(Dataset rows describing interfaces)
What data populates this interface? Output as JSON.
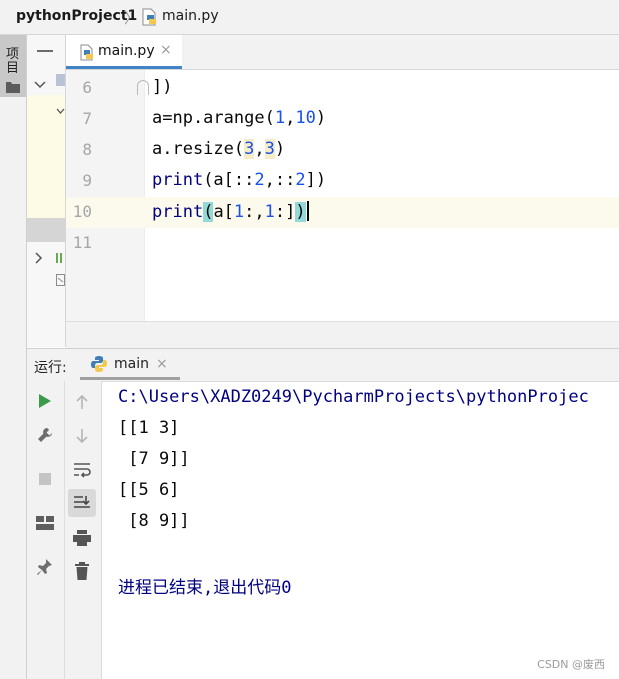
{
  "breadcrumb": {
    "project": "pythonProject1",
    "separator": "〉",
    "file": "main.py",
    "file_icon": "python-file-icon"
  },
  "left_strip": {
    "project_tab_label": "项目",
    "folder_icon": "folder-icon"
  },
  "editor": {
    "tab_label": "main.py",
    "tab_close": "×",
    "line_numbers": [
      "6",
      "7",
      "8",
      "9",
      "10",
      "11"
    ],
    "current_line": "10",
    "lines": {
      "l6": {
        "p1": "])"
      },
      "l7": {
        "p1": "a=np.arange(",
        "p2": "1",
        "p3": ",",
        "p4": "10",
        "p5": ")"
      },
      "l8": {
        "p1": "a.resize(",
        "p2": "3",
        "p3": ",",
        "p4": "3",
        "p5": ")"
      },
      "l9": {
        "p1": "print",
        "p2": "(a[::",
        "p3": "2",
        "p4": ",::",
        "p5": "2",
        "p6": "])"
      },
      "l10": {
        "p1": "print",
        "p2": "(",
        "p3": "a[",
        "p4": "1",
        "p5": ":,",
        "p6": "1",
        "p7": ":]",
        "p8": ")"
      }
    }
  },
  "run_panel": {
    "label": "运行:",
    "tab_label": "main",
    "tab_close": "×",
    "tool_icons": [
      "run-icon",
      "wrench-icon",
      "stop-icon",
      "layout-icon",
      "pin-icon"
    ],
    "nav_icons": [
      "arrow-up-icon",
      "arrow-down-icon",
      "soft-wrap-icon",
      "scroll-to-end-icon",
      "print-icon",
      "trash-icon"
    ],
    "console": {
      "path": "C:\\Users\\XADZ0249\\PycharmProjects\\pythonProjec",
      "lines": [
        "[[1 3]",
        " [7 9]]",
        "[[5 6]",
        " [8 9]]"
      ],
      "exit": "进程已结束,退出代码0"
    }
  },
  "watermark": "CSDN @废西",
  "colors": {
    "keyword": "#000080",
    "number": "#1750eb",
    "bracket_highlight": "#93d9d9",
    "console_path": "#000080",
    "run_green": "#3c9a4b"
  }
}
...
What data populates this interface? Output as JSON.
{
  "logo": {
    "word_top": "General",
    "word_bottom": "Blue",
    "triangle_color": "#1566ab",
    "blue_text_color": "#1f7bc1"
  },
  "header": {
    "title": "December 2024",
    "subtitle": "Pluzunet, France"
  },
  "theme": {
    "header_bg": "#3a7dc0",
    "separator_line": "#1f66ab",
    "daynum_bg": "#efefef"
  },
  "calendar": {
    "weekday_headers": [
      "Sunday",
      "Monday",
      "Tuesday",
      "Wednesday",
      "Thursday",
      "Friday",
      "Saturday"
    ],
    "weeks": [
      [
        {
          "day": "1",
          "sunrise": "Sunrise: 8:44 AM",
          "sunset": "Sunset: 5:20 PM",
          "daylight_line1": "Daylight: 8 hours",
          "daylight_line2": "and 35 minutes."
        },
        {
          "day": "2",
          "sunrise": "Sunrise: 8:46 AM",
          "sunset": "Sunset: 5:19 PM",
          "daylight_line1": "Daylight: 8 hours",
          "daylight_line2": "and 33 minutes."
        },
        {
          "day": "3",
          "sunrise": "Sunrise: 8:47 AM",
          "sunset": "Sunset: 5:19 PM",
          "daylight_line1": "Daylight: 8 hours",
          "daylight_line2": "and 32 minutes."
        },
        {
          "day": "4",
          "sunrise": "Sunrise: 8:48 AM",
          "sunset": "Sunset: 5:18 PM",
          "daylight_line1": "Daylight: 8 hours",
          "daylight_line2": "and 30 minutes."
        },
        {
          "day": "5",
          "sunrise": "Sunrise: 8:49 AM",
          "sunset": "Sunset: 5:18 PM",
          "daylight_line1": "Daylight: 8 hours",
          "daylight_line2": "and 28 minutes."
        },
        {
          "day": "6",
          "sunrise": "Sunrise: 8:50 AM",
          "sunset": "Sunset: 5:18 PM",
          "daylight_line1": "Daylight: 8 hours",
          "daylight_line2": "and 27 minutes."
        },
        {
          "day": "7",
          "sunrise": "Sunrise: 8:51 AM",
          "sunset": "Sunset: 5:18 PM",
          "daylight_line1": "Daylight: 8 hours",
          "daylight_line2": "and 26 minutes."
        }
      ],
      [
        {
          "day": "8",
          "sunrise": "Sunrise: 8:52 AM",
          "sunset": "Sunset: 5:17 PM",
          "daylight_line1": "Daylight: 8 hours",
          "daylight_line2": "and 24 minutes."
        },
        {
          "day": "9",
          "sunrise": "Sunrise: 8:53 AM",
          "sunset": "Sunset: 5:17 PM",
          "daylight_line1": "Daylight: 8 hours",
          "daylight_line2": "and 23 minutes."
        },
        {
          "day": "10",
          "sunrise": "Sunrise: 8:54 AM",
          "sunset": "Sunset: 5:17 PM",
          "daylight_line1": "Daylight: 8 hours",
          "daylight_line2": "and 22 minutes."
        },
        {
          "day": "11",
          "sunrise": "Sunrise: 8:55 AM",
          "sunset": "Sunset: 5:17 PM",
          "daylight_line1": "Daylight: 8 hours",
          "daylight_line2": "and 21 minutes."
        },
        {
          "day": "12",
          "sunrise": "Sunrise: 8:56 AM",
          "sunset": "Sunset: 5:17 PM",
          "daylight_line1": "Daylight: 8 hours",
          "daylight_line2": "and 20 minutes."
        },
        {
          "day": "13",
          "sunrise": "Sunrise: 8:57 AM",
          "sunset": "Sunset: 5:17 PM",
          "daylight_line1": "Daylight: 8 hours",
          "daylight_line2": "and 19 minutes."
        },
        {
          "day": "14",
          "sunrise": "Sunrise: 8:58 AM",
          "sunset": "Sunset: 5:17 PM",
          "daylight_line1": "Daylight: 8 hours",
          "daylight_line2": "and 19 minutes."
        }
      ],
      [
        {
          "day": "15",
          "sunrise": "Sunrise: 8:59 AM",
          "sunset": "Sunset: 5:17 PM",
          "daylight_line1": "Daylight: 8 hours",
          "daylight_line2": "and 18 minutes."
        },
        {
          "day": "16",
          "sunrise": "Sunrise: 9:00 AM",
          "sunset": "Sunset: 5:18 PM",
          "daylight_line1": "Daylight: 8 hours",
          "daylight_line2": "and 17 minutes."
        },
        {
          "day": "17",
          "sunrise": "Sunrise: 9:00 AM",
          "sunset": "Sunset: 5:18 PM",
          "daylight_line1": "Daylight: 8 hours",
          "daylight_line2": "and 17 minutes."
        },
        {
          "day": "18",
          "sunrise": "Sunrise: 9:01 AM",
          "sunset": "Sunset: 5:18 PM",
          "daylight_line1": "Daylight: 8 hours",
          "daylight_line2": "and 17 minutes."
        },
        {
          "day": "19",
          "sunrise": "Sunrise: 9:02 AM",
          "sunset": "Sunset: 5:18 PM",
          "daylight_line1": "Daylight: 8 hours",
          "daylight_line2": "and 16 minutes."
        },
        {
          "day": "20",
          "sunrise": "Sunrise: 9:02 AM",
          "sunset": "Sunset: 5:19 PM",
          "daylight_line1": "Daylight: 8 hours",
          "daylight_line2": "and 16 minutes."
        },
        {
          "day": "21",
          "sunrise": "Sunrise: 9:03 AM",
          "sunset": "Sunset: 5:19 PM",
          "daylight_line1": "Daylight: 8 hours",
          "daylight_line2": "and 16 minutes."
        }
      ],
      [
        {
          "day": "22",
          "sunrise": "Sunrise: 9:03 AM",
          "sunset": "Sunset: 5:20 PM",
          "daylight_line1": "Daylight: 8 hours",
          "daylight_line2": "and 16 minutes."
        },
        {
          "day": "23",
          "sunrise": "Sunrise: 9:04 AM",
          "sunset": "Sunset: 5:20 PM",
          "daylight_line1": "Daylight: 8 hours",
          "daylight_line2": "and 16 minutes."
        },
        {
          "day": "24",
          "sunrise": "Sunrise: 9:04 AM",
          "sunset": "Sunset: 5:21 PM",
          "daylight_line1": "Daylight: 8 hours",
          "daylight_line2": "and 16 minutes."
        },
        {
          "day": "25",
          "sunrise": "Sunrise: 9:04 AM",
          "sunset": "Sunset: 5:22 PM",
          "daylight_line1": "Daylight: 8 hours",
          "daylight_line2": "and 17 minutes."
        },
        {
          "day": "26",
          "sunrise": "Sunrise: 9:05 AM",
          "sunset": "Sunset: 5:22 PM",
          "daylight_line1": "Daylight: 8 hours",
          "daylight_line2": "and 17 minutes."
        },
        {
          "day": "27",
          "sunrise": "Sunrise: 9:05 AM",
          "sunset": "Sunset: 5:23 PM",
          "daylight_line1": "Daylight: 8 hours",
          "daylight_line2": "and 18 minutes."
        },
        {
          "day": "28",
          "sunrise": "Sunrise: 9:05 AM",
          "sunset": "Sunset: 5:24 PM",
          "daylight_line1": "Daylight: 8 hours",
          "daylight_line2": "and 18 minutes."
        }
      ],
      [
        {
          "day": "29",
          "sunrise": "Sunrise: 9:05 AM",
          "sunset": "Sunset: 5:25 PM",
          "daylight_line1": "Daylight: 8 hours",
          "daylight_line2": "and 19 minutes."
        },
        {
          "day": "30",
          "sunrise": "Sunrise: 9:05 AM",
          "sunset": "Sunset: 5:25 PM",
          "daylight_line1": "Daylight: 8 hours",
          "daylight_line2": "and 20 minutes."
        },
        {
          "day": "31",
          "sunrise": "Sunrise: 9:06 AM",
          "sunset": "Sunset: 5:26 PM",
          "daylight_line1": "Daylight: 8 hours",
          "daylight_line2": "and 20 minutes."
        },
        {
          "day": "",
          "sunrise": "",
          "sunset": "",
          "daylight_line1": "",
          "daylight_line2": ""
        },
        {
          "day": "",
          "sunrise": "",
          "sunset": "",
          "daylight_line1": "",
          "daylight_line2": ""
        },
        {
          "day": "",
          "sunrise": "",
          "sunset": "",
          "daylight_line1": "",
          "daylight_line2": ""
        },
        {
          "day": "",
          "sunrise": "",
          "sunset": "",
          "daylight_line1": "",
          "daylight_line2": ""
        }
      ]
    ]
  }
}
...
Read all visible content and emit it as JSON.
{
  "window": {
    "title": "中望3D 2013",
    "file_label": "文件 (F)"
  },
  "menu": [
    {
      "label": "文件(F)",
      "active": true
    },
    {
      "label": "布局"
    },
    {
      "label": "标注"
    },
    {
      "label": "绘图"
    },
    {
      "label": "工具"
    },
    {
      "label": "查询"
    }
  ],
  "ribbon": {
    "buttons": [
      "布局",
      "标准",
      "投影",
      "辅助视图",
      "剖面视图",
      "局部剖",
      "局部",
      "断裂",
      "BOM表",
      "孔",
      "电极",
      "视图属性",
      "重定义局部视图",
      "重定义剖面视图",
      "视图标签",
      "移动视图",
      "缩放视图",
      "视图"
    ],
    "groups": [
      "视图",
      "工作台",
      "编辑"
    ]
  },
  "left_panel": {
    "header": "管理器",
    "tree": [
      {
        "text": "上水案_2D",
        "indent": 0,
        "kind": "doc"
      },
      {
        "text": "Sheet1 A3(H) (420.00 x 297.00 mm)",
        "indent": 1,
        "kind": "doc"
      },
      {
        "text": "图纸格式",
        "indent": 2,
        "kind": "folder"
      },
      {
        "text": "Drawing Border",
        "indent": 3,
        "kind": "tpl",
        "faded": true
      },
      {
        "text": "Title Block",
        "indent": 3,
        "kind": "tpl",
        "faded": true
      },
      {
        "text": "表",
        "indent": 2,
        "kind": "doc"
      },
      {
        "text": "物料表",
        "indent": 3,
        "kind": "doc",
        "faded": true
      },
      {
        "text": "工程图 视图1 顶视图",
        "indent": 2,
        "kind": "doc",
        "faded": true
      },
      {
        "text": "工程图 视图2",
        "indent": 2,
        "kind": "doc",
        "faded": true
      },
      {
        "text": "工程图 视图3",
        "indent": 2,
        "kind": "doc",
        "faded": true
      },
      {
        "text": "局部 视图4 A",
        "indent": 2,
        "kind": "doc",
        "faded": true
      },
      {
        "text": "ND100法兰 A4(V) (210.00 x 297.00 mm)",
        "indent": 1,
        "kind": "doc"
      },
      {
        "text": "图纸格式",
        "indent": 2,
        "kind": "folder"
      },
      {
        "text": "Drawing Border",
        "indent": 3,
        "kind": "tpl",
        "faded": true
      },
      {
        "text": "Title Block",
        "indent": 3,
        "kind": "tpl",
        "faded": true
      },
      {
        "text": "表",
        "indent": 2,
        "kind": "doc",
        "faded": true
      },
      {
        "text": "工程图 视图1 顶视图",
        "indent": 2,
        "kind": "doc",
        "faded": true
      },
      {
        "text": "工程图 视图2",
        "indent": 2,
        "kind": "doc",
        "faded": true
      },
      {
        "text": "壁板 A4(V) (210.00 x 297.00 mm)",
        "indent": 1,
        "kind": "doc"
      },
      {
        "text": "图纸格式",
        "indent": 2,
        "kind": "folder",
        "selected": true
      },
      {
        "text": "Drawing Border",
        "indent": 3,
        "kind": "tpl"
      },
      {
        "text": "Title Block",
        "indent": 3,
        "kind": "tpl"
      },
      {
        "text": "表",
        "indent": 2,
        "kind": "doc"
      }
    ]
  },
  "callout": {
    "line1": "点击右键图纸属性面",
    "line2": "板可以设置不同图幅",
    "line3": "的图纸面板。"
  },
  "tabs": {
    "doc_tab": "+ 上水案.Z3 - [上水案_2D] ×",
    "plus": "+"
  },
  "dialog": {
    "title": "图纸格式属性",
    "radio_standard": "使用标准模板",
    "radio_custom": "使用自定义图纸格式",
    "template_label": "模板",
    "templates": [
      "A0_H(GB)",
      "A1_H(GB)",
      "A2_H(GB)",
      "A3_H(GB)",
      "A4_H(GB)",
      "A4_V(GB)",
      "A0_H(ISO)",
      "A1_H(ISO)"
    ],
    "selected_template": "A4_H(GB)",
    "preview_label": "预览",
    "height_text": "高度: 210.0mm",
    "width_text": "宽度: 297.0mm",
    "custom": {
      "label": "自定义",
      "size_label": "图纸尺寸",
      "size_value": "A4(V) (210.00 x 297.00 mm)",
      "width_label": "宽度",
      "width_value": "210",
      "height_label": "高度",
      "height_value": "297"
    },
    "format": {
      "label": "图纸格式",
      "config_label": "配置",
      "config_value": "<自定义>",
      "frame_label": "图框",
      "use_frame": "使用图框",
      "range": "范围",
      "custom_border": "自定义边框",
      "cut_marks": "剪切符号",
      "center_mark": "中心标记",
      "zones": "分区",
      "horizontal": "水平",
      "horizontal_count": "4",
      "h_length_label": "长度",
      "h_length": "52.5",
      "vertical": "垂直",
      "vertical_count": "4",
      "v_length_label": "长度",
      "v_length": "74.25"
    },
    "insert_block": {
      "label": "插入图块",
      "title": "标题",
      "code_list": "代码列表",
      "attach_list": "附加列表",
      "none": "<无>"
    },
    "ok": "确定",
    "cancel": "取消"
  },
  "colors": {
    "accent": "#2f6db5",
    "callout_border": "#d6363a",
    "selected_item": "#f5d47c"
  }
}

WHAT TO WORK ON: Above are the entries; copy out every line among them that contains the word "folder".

ANSWER FOR THE TASK:
    "folder_icon": "folder-icon"
        "kind": "folder"
        "kind": "folder"
        "kind": "folder",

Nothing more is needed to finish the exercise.